The Tama region is situated in western Tokyo. It lies outside of Tokyo’s 23 wards, and is comprised of 30 cities, towns and villages with a total population of about 4.3 million.
This place, adjacent to all the conveniences of the big city, boasts an array of diverse and distinctive facets.
The development of transportation facilities came to represent the face of the city. Despite its status as one of the world’s biggest cities, Tokyo is surprisingly rich in natural features.
The history and traditions of the area have been developed over many centuries. The produce grown in the soils of the region is actively utilized to create a variety of dishes that are gentle on the stomach.
The many that people live, work, and socialize in the area bring a variety of flavors to the Tama region in Tokyo.
The Another TOKYO TAMA project seeks to share the charm of the Tama region with the rest of Japan, eventually expanding to include the rest of the world.
There are many unique accommodations in the Tama area, which has urban areas and mountainous areas. For example, the latest city hotel designed for business trips. For example, an old quaint inn that makes use of tourism resources in the mountains. A place where cutting-edge and history merge in spite of the big city of Tokyo. That is the characteristic of the Tama area. From accommodations that meet a wide variety of needs, we will introduce 3 selected facilities and recommended spots in the surrounding area.

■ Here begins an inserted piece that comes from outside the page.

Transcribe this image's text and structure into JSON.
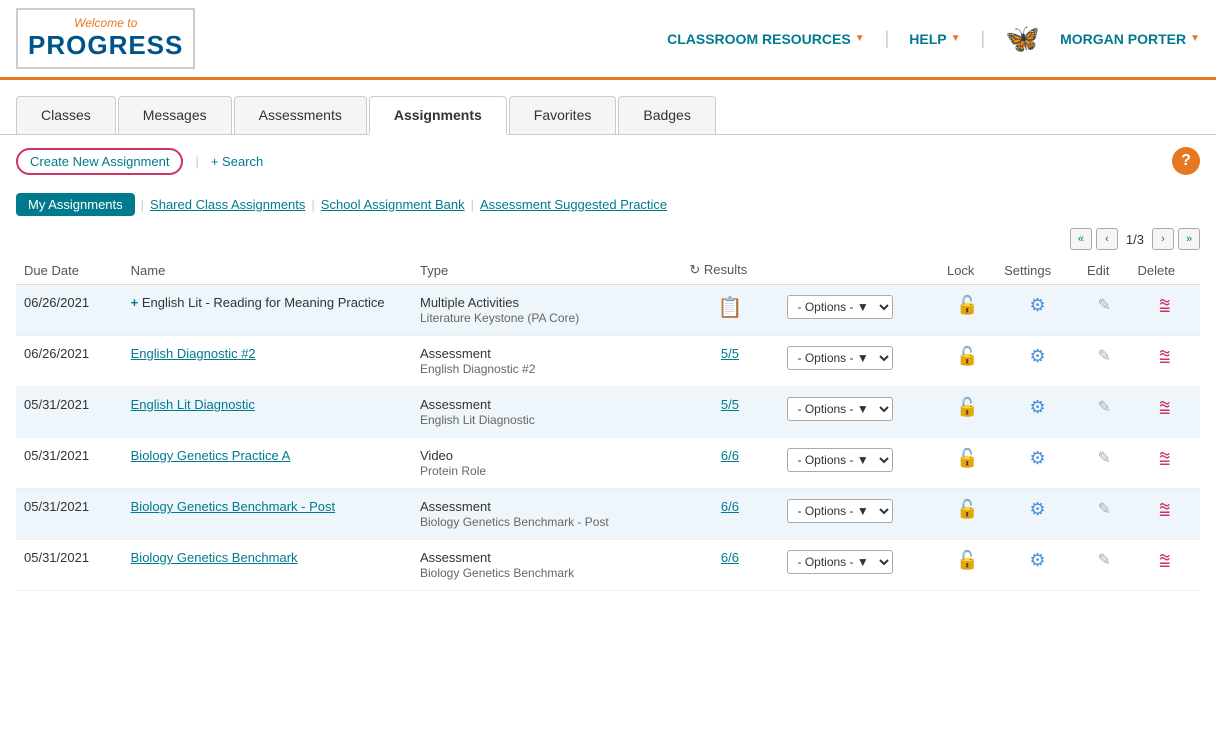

The Tama area was once known as a region where textile production was thriving. During the Edo period, many farmers raised silkworms, and it is said that cocoons and textiles were valuable cash income. A woven fabric called Ome stripe was produced in the Edo period and became famous all over the country. When textiles prosper, dyeing products that dye threads and silk are inevitably required. A result, its own dyeing culture in the Tama region has evolved. Please touch on the three dyeings that still remain, their techniques, and their "Chic". In honor of the craftsmen who have preserved and inherited the culture here for over 100 years.
In the Tama area, rich in nature, there are several mountains that are the objects for mountain worship. The typical examples are Mitake-san Mountain in Ome City and Takao-san Mountain in Hachioji City. Mitake-san Mountain, which is easily accessible from central Tokyo and is visited by more than 400,000 tourists annually, is famous for the Musashi-Mitake-Jinja Shrine near the summit and Shukubo (pilgrim’s lodging) run by the priest of the shrine.
Since the Edo period, wheat has been the chief crop of the historic Musashino plateau. In those days, homemade, hand-stretched udon, made from wheat, graced the tables of many families. Udon was an important regional cuisine, especially during events where people gather together, like Obon, the New Year, and other important familial ceremonies.
There are many trees in the Tokyo Tama area, so we can enjoy their seasonal colors no less than spring flowers. From the end of October to November every year, the Ginkgo planted in rows begin to turn along with the trees on the mountains, changing color to yellow and red. Many events suited for this season make for a lively time as the town changes color before the cold winter sets in. Why don’t you find your favorite autumn color in Tama while visiting parks, temples, shrines, and the mountains?
The area containing Okutama and the upper basin of the Akigawa River is in the mountains on the west side of the Tamagawa River, which runs into Tokyo Bay after converging with many of its tributaries. This area is close to the source of the Tamagawa River and retains its rich natural environment.
There are many spots where you can enjoy cherry blossom-viewing in the Tama area with its rich natural amenities. When spring comes, seasonal flowers bloom, especially those on the cherry trees. This beautiful scenery is enjoyed by crowds of many cherry blossom-viewers.
Since the start of the Kansei Reforms in 1787, many Sake breweries were born throughout the Tama region through the encouragement of the shogunate. After all is said and done, the appeal of Sake made in the Tama region is that it is brewed with quality groundwater. And it is also attractive to be able to collect brands of rare and valuable Sake that have been selected by Tokyo that is a large city. There are so many varieties of Sake that even habitual drinkers don’t get bored.
Held throughout Japan, there is a variety of large and small festivals. It is said that there are between 100,000 to 300,000 festivals held in Japan. The word "Matsuri" (festival) originates from the word "Tatematsuru," which refers to being in the service of blessed existence.
The Hachioji textile industry that flourished in the city made it a focal point for the merchant class's social activities. Various Japanese eating establishments sprang up as a result, and Geisha were employed to welcome guests with song and dance. The hospitality industry resulted in the flourishing of the city's Geisha culture. At its peak, some 200 plus Geisha worked in the Nakamachi area.
The Tamagawa river is a first-class river crossing the Tokyo metropolis, and Yamanashi and Kanagawa Prefectures. It is hard to believe that such clear waters flowing down through mountains from their source are to be found in Tokyo. The surrounding nature shows off its beauty throughout the four seasons. The varied currents and natural valleys with springs up water are host to a number of businesses offering a variety of river activities.